Borrowers who use capital in the form of debt, such as loans and mortgages, are charged interest by lenders. The earnings that lenders make from this interest are known as interest income.
Similarly, investors invest their money in various investment options to generate a return, typically in the form of interest. This return is also called interest income.
Interest income is the money earned from investments that pay interest, such as savings accounts, certificates of deposit, and bonds. It is a form of passive income, meaning that the money is earned without actively working for it. Understanding interest income is important for managing personal finances and making informed investment decisions.
Interest income is calculated based on the interest rate, or the percentage of the principal (the amount of money invested) that is paid out as interest over a certain period of time. For example, if you have $10,000 in a savings account with a 2% annual interest rate, you would earn $200 in interest income over the course of one year.
Savings accounts are one of the most common types of investments that generate interest income. These accounts are typically offered by banks and credit unions and are designed to help individuals save money while earning a small amount of interest. Savings accounts are generally considered to be low-risk investments, but they also tend to offer lower interest rates than other types of investments.

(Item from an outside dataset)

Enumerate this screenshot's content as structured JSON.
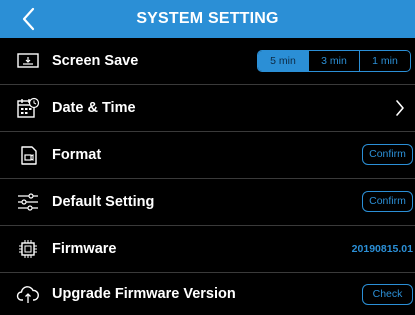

Certificates of deposit (CDs) are another type of investment that generates interest income. CDs are similar to savings accounts, but they typically offer higher interest rates in exchange for a longer-term commitment. When you purchase a CD, you agree to leave your money in the account for a certain amount of time, such as six months, one year, or five years. The longer the term, the higher the interest rate typically is.

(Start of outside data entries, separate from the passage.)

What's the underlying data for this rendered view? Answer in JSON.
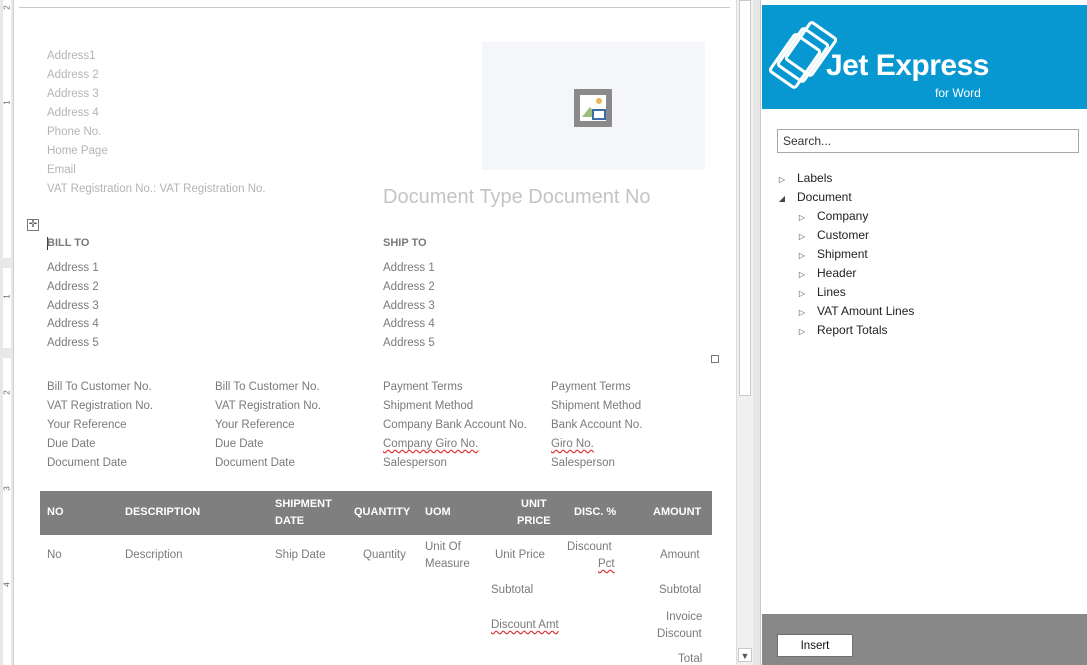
{
  "company_address": [
    "Address1",
    "Address 2",
    "Address 3",
    "Address 4",
    "Phone No.",
    "Home Page",
    "Email",
    "VAT Registration No.:  VAT Registration No."
  ],
  "document_title": "Document Type Document No",
  "bill_to": {
    "heading": "BILL TO",
    "lines": [
      "Address 1",
      "Address 2",
      "Address 3",
      "Address 4",
      "Address 5"
    ]
  },
  "ship_to": {
    "heading": "SHIP TO",
    "lines": [
      "Address 1",
      "Address 2",
      "Address 3",
      "Address 4",
      "Address 5"
    ]
  },
  "info": {
    "col1": [
      "Bill To Customer No.",
      "VAT Registration No.",
      "Your Reference",
      "Due Date",
      "Document Date"
    ],
    "col2": [
      "Bill To Customer No.",
      "VAT Registration No.",
      "Your Reference",
      "Due Date",
      "Document Date"
    ],
    "col3": [
      "Payment Terms",
      "Shipment Method",
      "Company Bank Account No.",
      "Company Giro No.",
      "Salesperson"
    ],
    "col4": [
      "Payment Terms",
      "Shipment Method",
      "Bank Account No.",
      "Giro No.",
      "Salesperson"
    ]
  },
  "table": {
    "headers": {
      "no": "NO",
      "description": "DESCRIPTION",
      "shipment": [
        "SHIPMENT",
        "DATE"
      ],
      "quantity": "QUANTITY",
      "uom": "UOM",
      "unit_price": [
        "UNIT",
        "PRICE"
      ],
      "disc": "DISC. %",
      "amount": "AMOUNT"
    },
    "row": {
      "no": "No",
      "description": "Description",
      "ship_date": "Ship Date",
      "quantity": "Quantity",
      "uom": [
        "Unit Of",
        "Measure"
      ],
      "unit_price": "Unit Price",
      "discount": [
        "Discount",
        "Pct"
      ],
      "amount": "Amount"
    },
    "totals": {
      "subtotal_label": "Subtotal",
      "subtotal_value": "Subtotal",
      "discount_label": "Discount Amt",
      "invoice_discount": [
        "Invoice",
        "Discount"
      ],
      "total": "Total"
    }
  },
  "ruler_numbers": [
    "2",
    "1",
    "1",
    "2",
    "3",
    "4"
  ],
  "pane": {
    "brand": "Jet Express",
    "brand_sub": "for Word",
    "search_placeholder": "Search...",
    "tree": [
      {
        "label": "Labels",
        "expanded": false,
        "level": 0
      },
      {
        "label": "Document",
        "expanded": true,
        "level": 0
      },
      {
        "label": "Company",
        "expanded": false,
        "level": 1
      },
      {
        "label": "Customer",
        "expanded": false,
        "level": 1
      },
      {
        "label": "Shipment",
        "expanded": false,
        "level": 1
      },
      {
        "label": "Header",
        "expanded": false,
        "level": 1
      },
      {
        "label": "Lines",
        "expanded": false,
        "level": 1
      },
      {
        "label": "VAT Amount Lines",
        "expanded": false,
        "level": 1
      },
      {
        "label": "Report Totals",
        "expanded": false,
        "level": 1
      }
    ],
    "insert_label": "Insert",
    "accent": "#0798d1"
  }
}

Bonds are a third type of investment that generates interest income. Bonds are essentially loans that are made to companies or governments. When you purchase a bond, you are lending money to the issuer in exchange for regular interest payments. The interest rate on a bond is typically higher than the interest rate on a savings account or CD, but bonds also carry a higher level of risk.
Interest income is subject to taxation, which means that you may need to pay taxes on the money you earn from interest. The amount of taxes you owe will depend on your total income, including interest income, as well as your tax bracket. It's important to keep track of your interest income and report it accurately on your tax returns to avoid penalties or other issues with the IRS.
Interest income is the money earned from investing in interest-bearing financial instruments such as savings accounts, certificates of deposit, bonds, and other fixed-income securities. It is important to compute interest income accurately to ensure that you are making informed financial decisions and managing your investments effectively. Here are the steps to compute interest income:
Simple interest = Principal x Interest rate x Time period
For example, if you invested $10,000 in a savings account with an annual interest rate of 2% for one year, the simple interest would be:
$10,000 x 0.02 x 1 = $200
This means that you would earn $200 in interest income for that year.
Compound interest = Principal x (1 + Interest rate / Compounding frequency) ^ (Compounding frequency x Time period) - Principal
For example, if you invested $10,000 in a savings account with an annual interest rate of 2% compounded monthly for one year, the compound interest would be:
$10,000 x (1 + 0.02 / 12) ^ (12 x 1) - $10,000 = $201.17
This means that you would earn $201.17 in interest income for that year.
For lenders, interest represents a source of income and a way to earn a return on their investments.
Interest rates can vary based on different factors, such as the lender's risk assessment, inflation rates, and the duration of the loan.